  1. Floodlighting is used to illuminate vertical faces e.g. buildings and walls, so that intruders are silhouetted against these surfaces. Intruders will cast shadows under this type of lighting and this can also lead to detection.

  2. Buildings painted in light colours help with this type of lighting to increase the effect. Light colours will reflect the light and increase the amount of glare generated.


Gate Lighting


  1. This type of lighting is to identify any approaching vehicle or pedestrian, however, it can also be utilised in most cases as part of, or already, an incorporated part of the perimeter lighting.


Topping Up Lighting


  1. Topping up lighting is used to illuminate small areas not covered by area or flood lighting which may otherwise conceal an intruder i.e. in your bushes.

  2. All dark spots are advised to be illuminated.

  3. In most cases, full scale security lighting may not be economically feasible, and simple adaptations of flood or topping up lighting principles could suffice. These could include:

  • Leaving certain interior lights on.
  • Illuminating porch and entrance areas ensuring that there is subdued lighting or none at all in the reception areas.

The diagram below illustrates the areas that can be expected to be covered by the various types of lighting and how these provide layers themselves.

These are the different types of lighting, usage’s and effects. These principles can be adapted, to suit each and every individual requirement and budget, as it can be built up over a period of time.




Fencing is recommended rather than walling due to the observation factor, the recommended fencing is known as Palisade fencing (See fig 1.2). It provides a strong physical barrier, giving good visibility and is very awkward to climb over.

Combining this type fence with razor wire or electric fencing on angled, cranked extensions angled outwards can maximise the prevention of entry. It makes this type of fence a very real and awkward barrier for any potential criminal. If you wish to enhance the effectiveness of this fence then having it spiked at the top and at various points on the length of the fence will make it more awkward to climb over, as illustrated in the photograph below.

This is the only type of fencing that is strongly recommended but it must be made of steel at least 3mm thick not thin sheet steel.

What if you already have an existing brick or precast wall that is only 6 foot high? People cannot afford to pull it down and replace it with Palisade fencing, so we require a level of adaptation and augmentation of the existing wall (See fig 1.3).

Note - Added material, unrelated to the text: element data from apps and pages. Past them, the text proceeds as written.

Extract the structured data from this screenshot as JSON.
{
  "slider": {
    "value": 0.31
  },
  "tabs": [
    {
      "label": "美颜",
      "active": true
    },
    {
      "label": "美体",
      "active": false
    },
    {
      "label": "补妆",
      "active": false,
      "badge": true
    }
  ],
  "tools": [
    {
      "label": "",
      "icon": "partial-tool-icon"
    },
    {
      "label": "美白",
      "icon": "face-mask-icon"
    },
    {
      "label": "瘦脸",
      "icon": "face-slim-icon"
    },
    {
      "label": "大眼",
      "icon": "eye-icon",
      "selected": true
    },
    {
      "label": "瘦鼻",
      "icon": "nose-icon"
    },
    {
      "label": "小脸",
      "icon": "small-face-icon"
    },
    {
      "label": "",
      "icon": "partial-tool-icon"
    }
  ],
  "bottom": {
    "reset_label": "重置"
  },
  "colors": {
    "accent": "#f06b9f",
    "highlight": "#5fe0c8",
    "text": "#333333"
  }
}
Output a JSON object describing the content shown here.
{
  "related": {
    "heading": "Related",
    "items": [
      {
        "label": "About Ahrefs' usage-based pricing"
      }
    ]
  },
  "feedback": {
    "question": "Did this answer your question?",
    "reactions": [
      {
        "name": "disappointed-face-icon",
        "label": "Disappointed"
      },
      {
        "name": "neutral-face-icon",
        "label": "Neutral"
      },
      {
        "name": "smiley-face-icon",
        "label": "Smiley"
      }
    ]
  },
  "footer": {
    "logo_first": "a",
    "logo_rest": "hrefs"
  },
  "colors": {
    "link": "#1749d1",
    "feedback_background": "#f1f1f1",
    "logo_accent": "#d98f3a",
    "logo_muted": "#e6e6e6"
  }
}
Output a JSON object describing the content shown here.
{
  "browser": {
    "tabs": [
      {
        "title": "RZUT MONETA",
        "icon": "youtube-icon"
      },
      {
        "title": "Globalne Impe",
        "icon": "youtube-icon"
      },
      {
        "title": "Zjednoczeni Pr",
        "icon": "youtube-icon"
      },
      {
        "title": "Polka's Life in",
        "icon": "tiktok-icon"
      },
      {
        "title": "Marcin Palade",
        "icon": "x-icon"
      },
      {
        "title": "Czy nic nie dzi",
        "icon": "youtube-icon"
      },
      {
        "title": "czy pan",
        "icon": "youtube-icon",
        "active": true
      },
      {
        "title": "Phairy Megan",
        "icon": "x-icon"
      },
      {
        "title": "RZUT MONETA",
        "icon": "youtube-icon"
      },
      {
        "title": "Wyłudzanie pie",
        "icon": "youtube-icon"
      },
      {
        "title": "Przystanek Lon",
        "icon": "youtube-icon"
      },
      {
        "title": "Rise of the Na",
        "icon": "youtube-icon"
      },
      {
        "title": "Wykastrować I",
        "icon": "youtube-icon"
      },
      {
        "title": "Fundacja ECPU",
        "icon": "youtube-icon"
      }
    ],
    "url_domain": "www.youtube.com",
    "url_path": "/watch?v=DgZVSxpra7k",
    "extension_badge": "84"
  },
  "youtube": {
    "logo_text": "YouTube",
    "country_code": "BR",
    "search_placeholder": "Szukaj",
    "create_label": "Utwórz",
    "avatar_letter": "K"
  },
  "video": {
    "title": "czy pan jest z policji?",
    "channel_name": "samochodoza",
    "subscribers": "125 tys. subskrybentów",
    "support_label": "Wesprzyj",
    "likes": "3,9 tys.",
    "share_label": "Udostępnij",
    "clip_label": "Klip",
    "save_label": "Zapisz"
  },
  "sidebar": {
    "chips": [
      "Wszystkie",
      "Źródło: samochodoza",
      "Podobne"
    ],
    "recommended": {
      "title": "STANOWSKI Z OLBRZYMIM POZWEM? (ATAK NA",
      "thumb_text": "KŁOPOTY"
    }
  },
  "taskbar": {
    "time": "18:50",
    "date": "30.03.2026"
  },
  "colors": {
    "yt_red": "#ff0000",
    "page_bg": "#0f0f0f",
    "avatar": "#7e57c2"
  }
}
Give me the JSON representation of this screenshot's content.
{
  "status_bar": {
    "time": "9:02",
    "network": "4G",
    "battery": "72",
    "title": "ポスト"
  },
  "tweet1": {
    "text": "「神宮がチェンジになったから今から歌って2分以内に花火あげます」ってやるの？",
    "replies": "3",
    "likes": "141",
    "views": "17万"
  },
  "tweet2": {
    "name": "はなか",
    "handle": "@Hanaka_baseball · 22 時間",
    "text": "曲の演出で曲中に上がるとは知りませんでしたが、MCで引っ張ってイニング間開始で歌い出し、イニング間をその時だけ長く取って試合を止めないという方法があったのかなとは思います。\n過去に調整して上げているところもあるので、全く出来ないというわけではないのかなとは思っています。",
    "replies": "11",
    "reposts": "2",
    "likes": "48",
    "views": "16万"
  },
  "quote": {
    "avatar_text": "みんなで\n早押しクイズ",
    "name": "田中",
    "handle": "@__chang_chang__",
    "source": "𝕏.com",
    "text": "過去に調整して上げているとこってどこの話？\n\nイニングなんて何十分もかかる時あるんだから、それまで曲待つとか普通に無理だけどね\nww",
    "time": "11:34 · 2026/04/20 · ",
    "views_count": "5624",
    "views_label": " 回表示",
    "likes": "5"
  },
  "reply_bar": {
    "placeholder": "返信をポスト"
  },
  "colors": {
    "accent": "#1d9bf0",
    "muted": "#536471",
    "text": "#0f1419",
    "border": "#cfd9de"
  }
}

Lighting recommendations are dependent upon your budget but having critical areas such as entry points into the property, the garage and the home have to be prioritised. To minimise as much as possible to costs consider having all the lights on passive activators, the early warning these lights can provide at night could make the difference to maintaining your personal safety. According to research lighting is the least effective measure as a deterrent to house robbers but it enables you to have a warning and observation method of a presence.